▶ [INSTRUCTIONS FOR THE TASK]:
Read the records below and copy each line that contains "image".

▶ [INPUT MATERIAL]:
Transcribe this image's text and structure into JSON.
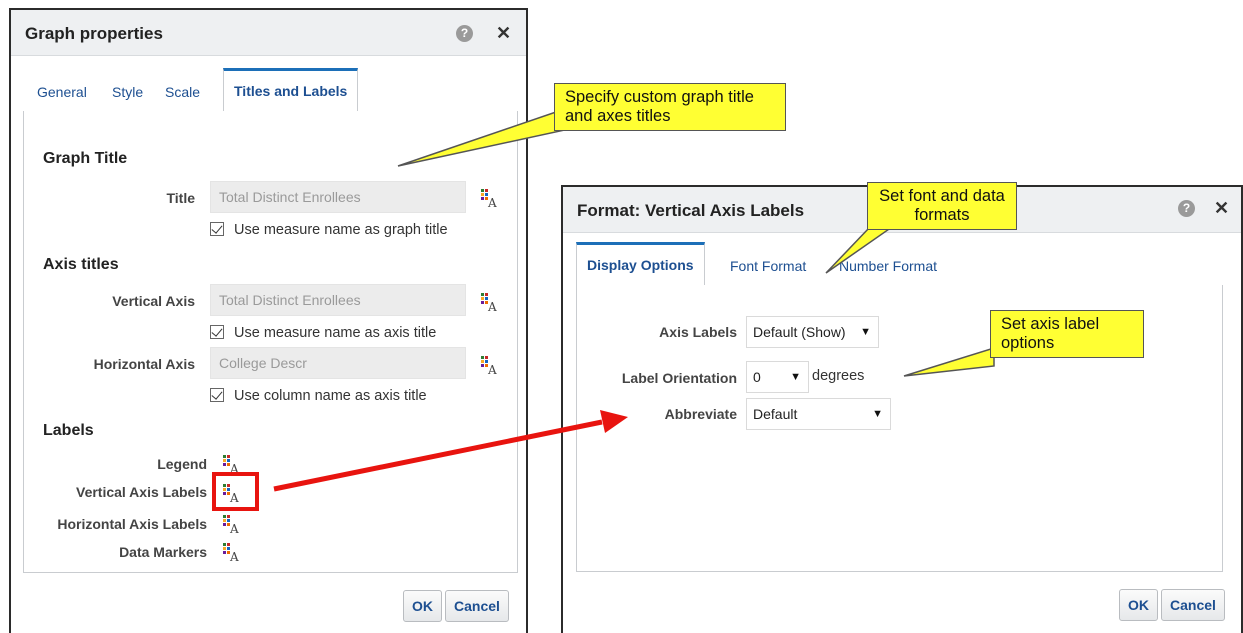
{
  "graph_properties": {
    "title": "Graph properties",
    "tabs": [
      {
        "label": "General",
        "active": false
      },
      {
        "label": "Style",
        "active": false
      },
      {
        "label": "Scale",
        "active": false
      },
      {
        "label": "Titles and Labels",
        "active": true
      }
    ],
    "graph_title_section": {
      "heading": "Graph Title",
      "title_label": "Title",
      "title_value": "Total Distinct Enrollees",
      "checkbox_label": "Use measure name as graph title",
      "checked": true
    },
    "axis_titles_section": {
      "heading": "Axis titles",
      "vertical_label": "Vertical Axis",
      "vertical_value": "Total Distinct Enrollees",
      "vertical_checkbox_label": "Use measure name as axis title",
      "horizontal_label": "Horizontal Axis",
      "horizontal_value": "College Descr",
      "horizontal_checkbox_label": "Use column name as axis title"
    },
    "labels_section": {
      "heading": "Labels",
      "items": [
        "Legend",
        "Vertical Axis Labels",
        "Horizontal Axis Labels",
        "Data Markers"
      ]
    },
    "ok_label": "OK",
    "cancel_label": "Cancel"
  },
  "format_dialog": {
    "title": "Format: Vertical Axis Labels",
    "tabs": [
      {
        "label": "Display Options",
        "active": true
      },
      {
        "label": "Font Format",
        "active": false
      },
      {
        "label": "Number Format",
        "active": false
      }
    ],
    "axis_labels_label": "Axis Labels",
    "axis_labels_value": "Default (Show)",
    "label_orientation_label": "Label Orientation",
    "label_orientation_value": "0",
    "orientation_unit": "degrees",
    "abbreviate_label": "Abbreviate",
    "abbreviate_value": "Default",
    "ok_label": "OK",
    "cancel_label": "Cancel"
  },
  "callouts": {
    "titles": "Specify custom graph title and axes titles",
    "fonts": "Set font and data formats",
    "axis_labels": "Set axis label options"
  },
  "colors": {
    "callout_fill": "#ffff33",
    "highlight": "#e8140f",
    "tab_accent": "#1c6fb8",
    "link_text": "#1d4f91"
  },
  "icons": {
    "help": "help-icon",
    "close": "close-icon",
    "format": "format-text-icon",
    "dropdown": "dropdown-arrow-icon"
  },
  "glyphs": {
    "help": "?",
    "close": "✕",
    "arrow": "▼"
  }
}
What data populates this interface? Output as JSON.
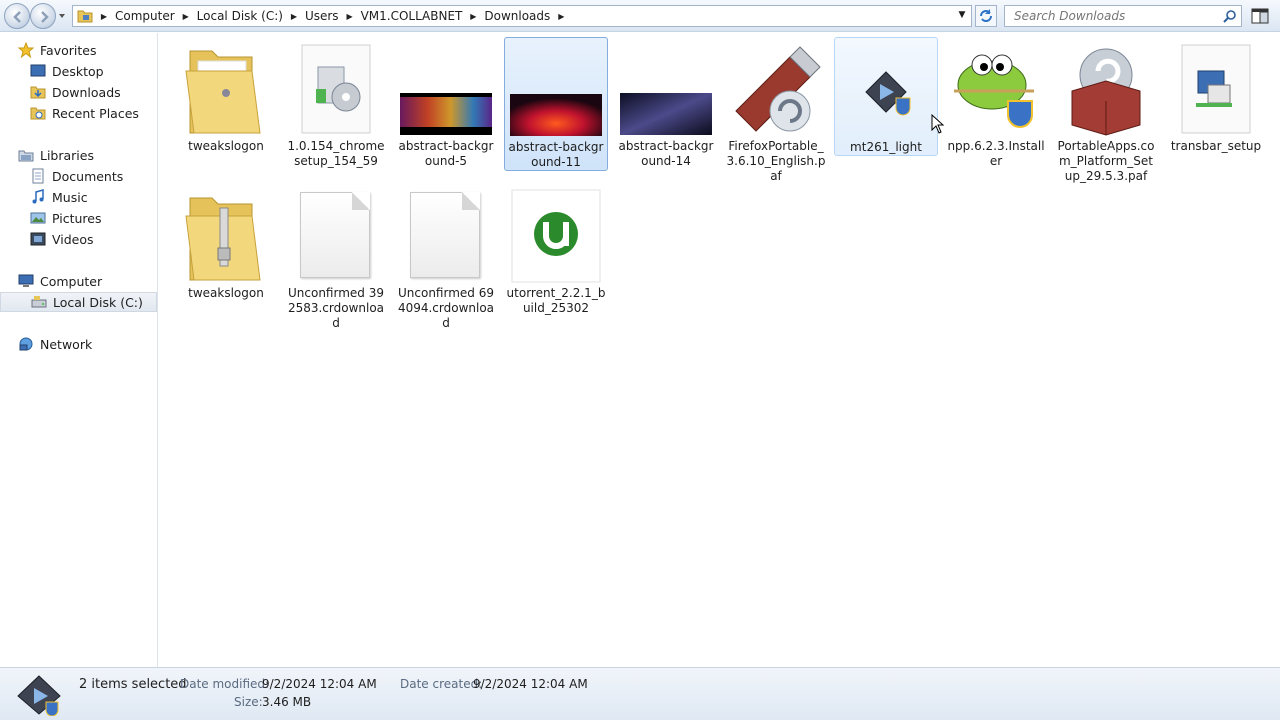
{
  "address": {
    "breadcrumbs": [
      "Computer",
      "Local Disk (C:)",
      "Users",
      "VM1.COLLABNET",
      "Downloads"
    ]
  },
  "search": {
    "placeholder": "Search Downloads"
  },
  "nav": {
    "favorites": {
      "label": "Favorites",
      "items": [
        "Desktop",
        "Downloads",
        "Recent Places"
      ]
    },
    "libraries": {
      "label": "Libraries",
      "items": [
        "Documents",
        "Music",
        "Pictures",
        "Videos"
      ]
    },
    "computer": {
      "label": "Computer",
      "items": [
        "Local Disk (C:)"
      ]
    },
    "network": {
      "label": "Network"
    }
  },
  "files": [
    {
      "name": "tweakslogon",
      "icon": "folder-icon"
    },
    {
      "name": "1.0.154_chromesetup_154_59",
      "icon": "installer-disc-icon"
    },
    {
      "name": "abstract-background-5",
      "icon": "image-thumbnail"
    },
    {
      "name": "abstract-background-11",
      "icon": "image-thumbnail",
      "selected": true
    },
    {
      "name": "abstract-background-14",
      "icon": "image-thumbnail"
    },
    {
      "name": "FirefoxPortable_3.6.10_English.paf",
      "icon": "usb-drive-icon"
    },
    {
      "name": "mt261_light",
      "icon": "shield-app-icon",
      "hovered": true
    },
    {
      "name": "npp.6.2.3.Installer",
      "icon": "notepadpp-icon"
    },
    {
      "name": "PortableApps.com_Platform_Setup_29.5.3.paf",
      "icon": "package-box-icon"
    },
    {
      "name": "transbar_setup",
      "icon": "setup-computer-icon"
    },
    {
      "name": "tweakslogon",
      "icon": "zip-folder-icon"
    },
    {
      "name": "Unconfirmed 392583.crdownload",
      "icon": "blank-file-icon"
    },
    {
      "name": "Unconfirmed 694094.crdownload",
      "icon": "blank-file-icon"
    },
    {
      "name": "utorrent_2.2.1_build_25302",
      "icon": "utorrent-icon"
    }
  ],
  "status": {
    "selection": "2 items selected",
    "date_modified_label": "Date modified:",
    "date_modified": "9/2/2024 12:04 AM",
    "date_created_label": "Date created:",
    "date_created": "9/2/2024 12:04 AM",
    "size_label": "Size:",
    "size": "3.46 MB"
  }
}
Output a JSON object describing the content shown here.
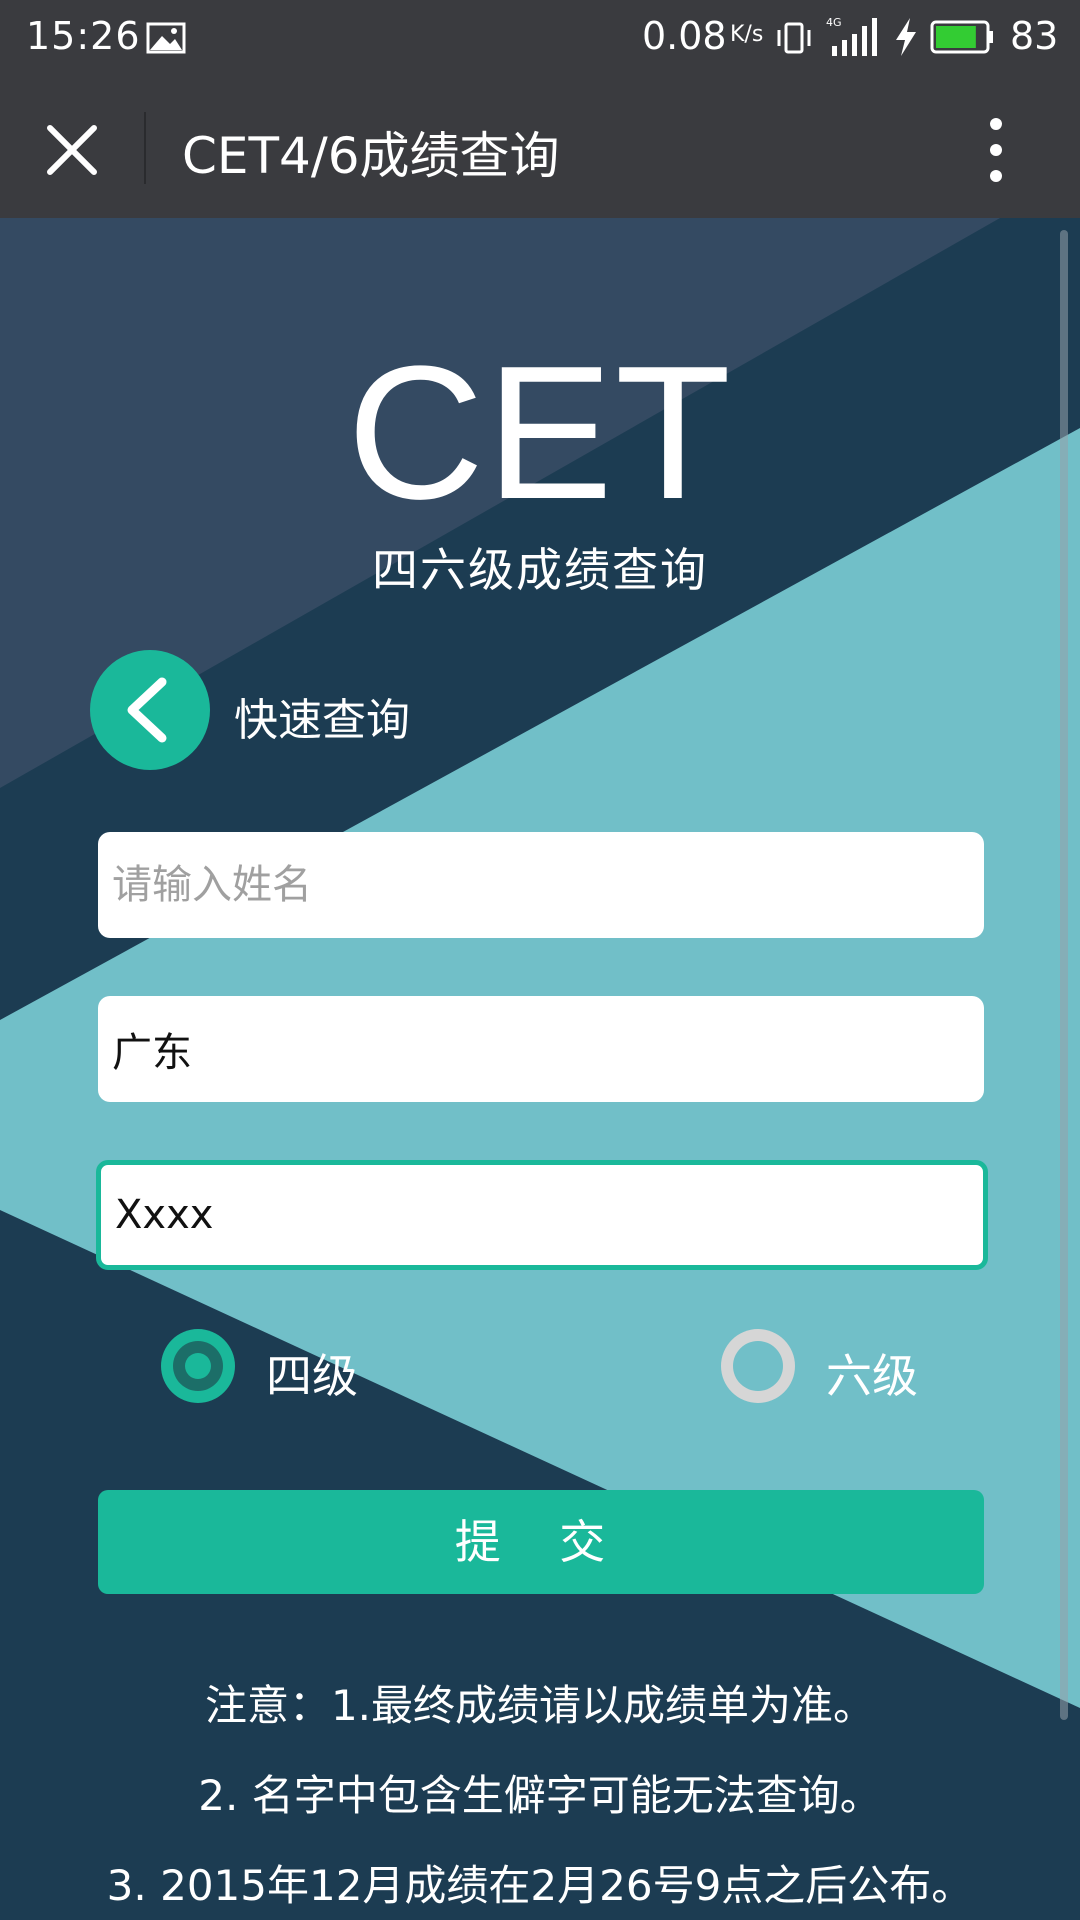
{
  "status_bar": {
    "time": "15:26",
    "net_speed": "0.08",
    "net_speed_unit": "K/s",
    "network_type": "4G",
    "battery_percent": "83",
    "battery_level": 0.83,
    "icons": [
      "image-icon",
      "vibrate-icon",
      "signal-icon",
      "charging-icon",
      "battery-icon"
    ]
  },
  "title_bar": {
    "title": "CET4/6成绩查询",
    "close_icon": "close-icon",
    "more_icon": "more-vertical-icon"
  },
  "hero": {
    "logo": "CET",
    "subtitle": "四六级成绩查询"
  },
  "quick_query": {
    "label": "快速查询",
    "icon": "chevron-left-icon"
  },
  "form": {
    "name": {
      "value": "",
      "placeholder": "请输入姓名"
    },
    "region": {
      "value": "广东",
      "placeholder": ""
    },
    "id_number": {
      "value": "Xxxx",
      "placeholder": ""
    },
    "levels": [
      {
        "label": "四级",
        "selected": true
      },
      {
        "label": "六级",
        "selected": false
      }
    ],
    "submit_label": "提 交"
  },
  "notes": [
    "注意：1.最终成绩请以成绩单为准。",
    "2. 名字中包含生僻字可能无法查询。",
    "3. 2015年12月成绩在2月26号9点之后公布。"
  ],
  "colors": {
    "bar": "#3a3b3f",
    "dark_bg": "#1c3c52",
    "slate": "#344a62",
    "light_teal": "#71bfc8",
    "accent": "#1ab89a"
  }
}
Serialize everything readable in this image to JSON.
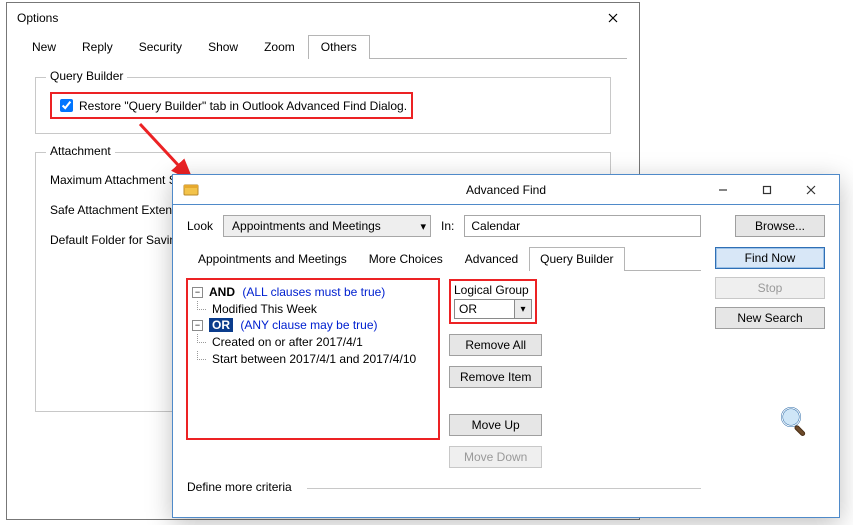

▶ [ANSWER TO THIS TASK]:
Transcribe this image's text and structure into JSON.
      "icon": "image-thumbnail"
      "icon": "image-thumbnail",
      "icon": "image-thumbnail"
      "image-icon",
Serialize everything readable in this image to JSON.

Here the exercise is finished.